▸ **YOUR TASK**
Using the data below, copy every line that contains the word "Windows".

▸ **DATA FOR THE TASK**
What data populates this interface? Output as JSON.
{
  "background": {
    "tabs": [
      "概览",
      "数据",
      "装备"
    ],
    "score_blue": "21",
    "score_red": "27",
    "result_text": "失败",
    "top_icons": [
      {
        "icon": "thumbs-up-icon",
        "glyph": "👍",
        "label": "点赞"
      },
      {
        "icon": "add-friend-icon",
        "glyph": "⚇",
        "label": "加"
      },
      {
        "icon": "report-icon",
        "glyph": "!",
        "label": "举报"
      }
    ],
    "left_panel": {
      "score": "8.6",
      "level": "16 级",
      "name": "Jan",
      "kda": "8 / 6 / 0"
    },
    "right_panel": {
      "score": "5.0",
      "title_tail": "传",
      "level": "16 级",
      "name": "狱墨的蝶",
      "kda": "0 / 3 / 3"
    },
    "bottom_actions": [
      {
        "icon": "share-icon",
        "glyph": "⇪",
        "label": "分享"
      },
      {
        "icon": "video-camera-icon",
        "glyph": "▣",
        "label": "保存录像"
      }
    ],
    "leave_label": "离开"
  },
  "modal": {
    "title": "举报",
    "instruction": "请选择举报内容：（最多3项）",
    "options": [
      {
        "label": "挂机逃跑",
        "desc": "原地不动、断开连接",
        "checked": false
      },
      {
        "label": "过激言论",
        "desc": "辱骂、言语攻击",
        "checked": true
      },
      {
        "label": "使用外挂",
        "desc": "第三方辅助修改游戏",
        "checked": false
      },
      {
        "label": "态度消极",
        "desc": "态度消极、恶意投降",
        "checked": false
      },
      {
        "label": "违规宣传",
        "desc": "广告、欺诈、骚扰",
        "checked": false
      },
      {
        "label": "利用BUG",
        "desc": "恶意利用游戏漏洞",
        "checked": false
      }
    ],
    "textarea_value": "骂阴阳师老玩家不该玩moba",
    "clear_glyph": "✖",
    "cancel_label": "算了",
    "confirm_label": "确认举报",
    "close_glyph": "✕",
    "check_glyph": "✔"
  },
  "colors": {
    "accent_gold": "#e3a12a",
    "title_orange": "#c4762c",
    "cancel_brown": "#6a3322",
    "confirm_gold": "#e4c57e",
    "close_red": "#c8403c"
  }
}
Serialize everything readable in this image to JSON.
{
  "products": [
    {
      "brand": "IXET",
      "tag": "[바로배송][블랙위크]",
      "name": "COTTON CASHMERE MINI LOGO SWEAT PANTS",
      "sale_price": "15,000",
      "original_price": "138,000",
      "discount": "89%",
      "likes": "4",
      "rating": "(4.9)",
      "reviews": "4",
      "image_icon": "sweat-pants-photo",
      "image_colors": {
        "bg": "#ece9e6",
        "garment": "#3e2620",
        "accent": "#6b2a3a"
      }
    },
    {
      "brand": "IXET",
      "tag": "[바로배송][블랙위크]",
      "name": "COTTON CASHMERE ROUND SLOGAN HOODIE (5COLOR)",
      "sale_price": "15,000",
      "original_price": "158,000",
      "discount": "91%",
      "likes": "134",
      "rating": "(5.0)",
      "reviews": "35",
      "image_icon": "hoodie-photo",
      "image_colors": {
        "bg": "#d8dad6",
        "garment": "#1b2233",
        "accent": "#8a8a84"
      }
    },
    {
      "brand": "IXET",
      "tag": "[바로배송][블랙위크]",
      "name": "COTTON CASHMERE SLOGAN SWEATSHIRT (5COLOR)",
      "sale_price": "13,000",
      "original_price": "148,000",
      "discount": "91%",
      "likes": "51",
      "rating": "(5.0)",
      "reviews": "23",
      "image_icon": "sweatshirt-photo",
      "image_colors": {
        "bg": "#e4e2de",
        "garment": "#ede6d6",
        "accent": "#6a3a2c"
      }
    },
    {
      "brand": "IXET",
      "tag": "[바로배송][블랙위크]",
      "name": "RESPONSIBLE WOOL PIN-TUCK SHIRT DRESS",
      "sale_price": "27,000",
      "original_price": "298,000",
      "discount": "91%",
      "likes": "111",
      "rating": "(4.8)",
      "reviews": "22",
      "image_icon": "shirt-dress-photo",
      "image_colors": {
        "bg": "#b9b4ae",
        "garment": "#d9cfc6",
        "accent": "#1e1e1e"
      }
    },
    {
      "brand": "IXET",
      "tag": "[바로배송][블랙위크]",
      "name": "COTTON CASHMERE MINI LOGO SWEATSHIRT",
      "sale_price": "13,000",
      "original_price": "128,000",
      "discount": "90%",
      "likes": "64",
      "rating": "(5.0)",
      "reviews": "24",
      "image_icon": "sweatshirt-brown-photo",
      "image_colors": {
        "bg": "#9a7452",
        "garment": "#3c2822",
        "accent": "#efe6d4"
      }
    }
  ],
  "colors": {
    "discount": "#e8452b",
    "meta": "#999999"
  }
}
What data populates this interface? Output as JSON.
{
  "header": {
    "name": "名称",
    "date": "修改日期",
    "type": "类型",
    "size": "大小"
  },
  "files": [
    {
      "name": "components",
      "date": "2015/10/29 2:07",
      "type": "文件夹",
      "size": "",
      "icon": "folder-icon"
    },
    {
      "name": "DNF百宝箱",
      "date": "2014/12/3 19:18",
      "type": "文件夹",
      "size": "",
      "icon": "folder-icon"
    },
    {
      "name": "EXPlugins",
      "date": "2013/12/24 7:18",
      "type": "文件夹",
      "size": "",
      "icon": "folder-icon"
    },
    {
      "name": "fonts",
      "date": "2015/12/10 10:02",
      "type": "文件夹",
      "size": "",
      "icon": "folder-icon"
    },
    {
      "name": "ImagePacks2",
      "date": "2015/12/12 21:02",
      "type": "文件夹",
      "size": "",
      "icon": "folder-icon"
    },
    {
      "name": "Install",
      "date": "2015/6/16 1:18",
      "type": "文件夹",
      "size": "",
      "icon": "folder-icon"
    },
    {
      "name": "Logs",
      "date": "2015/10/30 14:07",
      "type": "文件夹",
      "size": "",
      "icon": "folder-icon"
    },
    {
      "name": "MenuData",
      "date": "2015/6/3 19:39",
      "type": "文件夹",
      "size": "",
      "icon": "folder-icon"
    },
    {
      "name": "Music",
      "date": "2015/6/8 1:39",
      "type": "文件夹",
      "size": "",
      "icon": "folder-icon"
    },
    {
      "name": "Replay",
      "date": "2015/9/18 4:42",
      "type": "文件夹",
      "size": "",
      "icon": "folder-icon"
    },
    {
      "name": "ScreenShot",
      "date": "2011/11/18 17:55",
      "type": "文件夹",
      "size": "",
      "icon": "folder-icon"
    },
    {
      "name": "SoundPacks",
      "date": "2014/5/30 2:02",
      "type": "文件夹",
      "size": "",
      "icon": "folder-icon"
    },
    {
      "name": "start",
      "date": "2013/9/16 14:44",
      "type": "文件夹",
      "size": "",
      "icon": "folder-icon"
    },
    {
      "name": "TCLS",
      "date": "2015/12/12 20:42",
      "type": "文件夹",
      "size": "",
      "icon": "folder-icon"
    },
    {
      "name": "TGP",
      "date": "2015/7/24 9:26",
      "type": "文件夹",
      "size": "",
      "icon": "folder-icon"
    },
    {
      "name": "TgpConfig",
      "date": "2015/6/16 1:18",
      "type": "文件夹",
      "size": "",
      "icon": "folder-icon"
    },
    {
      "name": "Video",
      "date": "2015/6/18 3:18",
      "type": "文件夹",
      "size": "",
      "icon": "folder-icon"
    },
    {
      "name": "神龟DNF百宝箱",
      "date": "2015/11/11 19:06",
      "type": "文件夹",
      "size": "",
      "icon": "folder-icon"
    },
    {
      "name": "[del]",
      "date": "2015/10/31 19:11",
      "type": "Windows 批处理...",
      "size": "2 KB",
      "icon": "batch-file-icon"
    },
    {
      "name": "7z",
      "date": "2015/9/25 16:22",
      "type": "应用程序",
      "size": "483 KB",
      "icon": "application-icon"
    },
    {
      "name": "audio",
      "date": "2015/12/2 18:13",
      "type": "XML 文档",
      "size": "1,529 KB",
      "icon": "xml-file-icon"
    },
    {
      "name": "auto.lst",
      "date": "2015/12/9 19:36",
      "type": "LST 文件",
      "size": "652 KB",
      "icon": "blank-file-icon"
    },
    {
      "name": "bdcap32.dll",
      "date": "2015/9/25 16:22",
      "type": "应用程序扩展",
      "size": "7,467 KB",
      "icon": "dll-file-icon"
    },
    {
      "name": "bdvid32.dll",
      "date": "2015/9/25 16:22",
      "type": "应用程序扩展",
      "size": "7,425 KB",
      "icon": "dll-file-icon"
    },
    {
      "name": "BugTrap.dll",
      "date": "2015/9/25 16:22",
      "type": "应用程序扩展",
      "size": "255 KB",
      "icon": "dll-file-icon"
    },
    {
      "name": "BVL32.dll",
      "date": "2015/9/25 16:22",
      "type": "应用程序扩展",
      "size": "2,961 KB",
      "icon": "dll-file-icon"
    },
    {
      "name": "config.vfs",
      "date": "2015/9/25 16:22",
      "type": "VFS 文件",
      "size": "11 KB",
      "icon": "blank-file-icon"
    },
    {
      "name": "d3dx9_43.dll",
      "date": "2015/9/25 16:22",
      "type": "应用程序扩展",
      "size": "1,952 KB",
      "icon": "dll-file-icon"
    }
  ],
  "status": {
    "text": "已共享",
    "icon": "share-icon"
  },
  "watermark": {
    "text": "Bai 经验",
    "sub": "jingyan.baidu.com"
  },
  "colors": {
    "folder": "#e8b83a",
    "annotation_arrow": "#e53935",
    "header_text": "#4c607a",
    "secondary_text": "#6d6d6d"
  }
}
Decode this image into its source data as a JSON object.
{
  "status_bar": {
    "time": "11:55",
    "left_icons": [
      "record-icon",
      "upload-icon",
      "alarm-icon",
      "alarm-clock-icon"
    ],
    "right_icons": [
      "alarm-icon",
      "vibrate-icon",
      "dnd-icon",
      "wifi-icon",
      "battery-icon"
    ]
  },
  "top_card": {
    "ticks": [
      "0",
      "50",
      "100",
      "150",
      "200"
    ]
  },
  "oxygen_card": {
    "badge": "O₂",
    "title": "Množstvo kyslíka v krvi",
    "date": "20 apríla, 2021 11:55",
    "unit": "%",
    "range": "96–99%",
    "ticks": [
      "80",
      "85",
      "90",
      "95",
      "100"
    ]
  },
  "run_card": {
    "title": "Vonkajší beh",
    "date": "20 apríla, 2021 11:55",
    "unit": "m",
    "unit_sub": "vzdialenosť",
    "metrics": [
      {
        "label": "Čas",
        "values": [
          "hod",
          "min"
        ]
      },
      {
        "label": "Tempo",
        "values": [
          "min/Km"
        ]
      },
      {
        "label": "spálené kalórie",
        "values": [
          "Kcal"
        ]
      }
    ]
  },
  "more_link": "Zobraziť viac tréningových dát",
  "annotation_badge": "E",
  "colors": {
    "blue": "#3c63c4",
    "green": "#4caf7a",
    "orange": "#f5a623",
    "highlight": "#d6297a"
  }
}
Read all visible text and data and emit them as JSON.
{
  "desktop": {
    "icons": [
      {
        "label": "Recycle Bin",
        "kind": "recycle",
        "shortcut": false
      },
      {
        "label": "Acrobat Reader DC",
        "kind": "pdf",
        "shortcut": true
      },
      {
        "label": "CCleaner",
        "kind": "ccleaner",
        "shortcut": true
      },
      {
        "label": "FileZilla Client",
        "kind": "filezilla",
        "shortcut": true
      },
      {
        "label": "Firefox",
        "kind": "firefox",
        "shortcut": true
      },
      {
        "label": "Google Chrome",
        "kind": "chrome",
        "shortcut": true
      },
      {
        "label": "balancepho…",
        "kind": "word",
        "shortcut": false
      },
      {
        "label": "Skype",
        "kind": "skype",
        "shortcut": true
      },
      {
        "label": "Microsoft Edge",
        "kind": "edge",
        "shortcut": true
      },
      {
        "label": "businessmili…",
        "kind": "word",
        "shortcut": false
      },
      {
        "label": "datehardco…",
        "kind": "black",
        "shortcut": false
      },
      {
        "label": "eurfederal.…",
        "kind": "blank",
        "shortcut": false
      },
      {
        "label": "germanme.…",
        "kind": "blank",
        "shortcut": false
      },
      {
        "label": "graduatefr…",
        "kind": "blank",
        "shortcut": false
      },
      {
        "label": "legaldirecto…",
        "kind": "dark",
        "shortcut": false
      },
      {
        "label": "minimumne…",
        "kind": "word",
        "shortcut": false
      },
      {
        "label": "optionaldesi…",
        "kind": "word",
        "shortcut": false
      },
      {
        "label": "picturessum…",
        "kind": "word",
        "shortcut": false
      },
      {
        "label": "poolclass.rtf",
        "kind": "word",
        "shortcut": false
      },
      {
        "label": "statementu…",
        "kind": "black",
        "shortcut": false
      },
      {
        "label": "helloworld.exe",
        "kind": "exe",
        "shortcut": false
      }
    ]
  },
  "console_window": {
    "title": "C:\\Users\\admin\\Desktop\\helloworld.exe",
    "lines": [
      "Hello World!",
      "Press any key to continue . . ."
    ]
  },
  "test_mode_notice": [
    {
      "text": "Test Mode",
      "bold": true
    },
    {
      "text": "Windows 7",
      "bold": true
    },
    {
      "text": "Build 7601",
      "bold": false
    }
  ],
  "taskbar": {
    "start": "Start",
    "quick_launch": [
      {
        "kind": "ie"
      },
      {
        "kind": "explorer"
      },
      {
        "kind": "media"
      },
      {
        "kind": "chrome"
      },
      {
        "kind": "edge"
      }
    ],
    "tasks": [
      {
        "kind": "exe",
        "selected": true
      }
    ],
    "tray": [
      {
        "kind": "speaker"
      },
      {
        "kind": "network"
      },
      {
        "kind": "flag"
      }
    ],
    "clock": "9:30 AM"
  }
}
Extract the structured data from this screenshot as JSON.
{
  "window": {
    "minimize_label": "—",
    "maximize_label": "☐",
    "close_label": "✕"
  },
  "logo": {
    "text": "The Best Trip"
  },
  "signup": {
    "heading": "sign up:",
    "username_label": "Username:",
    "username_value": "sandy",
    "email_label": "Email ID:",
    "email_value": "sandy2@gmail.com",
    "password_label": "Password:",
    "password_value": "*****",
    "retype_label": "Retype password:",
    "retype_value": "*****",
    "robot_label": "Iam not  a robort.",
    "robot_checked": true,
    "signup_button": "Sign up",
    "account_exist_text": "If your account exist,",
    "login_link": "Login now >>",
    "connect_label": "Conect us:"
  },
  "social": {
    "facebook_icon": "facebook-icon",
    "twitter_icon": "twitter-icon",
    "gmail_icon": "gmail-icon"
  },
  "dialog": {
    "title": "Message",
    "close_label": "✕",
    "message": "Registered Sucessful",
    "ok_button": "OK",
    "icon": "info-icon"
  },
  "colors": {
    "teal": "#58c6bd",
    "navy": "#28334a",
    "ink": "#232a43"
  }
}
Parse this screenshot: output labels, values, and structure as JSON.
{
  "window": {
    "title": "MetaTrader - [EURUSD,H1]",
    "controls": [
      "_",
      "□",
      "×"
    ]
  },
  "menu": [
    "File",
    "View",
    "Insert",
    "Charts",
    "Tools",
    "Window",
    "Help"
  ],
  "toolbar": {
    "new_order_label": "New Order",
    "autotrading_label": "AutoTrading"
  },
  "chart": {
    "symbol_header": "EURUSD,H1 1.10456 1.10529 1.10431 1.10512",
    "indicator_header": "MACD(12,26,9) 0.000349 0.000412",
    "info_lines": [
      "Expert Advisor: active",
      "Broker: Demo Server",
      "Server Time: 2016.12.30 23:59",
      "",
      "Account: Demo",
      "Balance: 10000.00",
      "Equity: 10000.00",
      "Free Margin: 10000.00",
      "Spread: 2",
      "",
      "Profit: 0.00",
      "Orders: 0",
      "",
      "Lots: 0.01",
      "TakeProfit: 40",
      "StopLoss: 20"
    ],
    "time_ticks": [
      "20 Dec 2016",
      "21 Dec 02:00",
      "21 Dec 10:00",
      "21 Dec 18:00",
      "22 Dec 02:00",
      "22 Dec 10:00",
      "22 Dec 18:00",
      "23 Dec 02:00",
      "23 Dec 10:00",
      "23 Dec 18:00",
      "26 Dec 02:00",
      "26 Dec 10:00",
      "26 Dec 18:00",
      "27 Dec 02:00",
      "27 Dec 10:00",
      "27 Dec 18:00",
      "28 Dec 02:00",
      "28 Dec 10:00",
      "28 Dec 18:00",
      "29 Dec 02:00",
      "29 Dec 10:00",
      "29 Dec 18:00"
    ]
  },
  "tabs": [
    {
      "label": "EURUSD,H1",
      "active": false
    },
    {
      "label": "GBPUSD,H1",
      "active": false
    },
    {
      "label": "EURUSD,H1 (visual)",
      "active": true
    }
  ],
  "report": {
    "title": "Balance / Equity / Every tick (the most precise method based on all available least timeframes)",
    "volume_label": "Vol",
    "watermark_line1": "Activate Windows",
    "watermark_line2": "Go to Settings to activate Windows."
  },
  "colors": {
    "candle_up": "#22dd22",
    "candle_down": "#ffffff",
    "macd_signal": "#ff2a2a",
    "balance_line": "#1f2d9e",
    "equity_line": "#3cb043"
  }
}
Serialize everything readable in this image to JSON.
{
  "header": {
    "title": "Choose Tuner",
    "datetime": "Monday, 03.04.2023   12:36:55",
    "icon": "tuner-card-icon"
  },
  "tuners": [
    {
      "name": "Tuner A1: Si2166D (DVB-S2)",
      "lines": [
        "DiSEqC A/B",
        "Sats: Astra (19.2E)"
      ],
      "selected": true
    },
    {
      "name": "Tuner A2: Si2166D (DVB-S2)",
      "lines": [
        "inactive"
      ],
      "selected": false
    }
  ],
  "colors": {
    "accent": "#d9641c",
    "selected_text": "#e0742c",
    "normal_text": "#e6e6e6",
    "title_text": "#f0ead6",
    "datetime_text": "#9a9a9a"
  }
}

▸ **TASK OUTPUT**
      "type": "Windows 批处理...",
      "text": "Windows 7",
    "watermark_line1": "Activate Windows",
    "watermark_line2": "Go to Settings to activate Windows."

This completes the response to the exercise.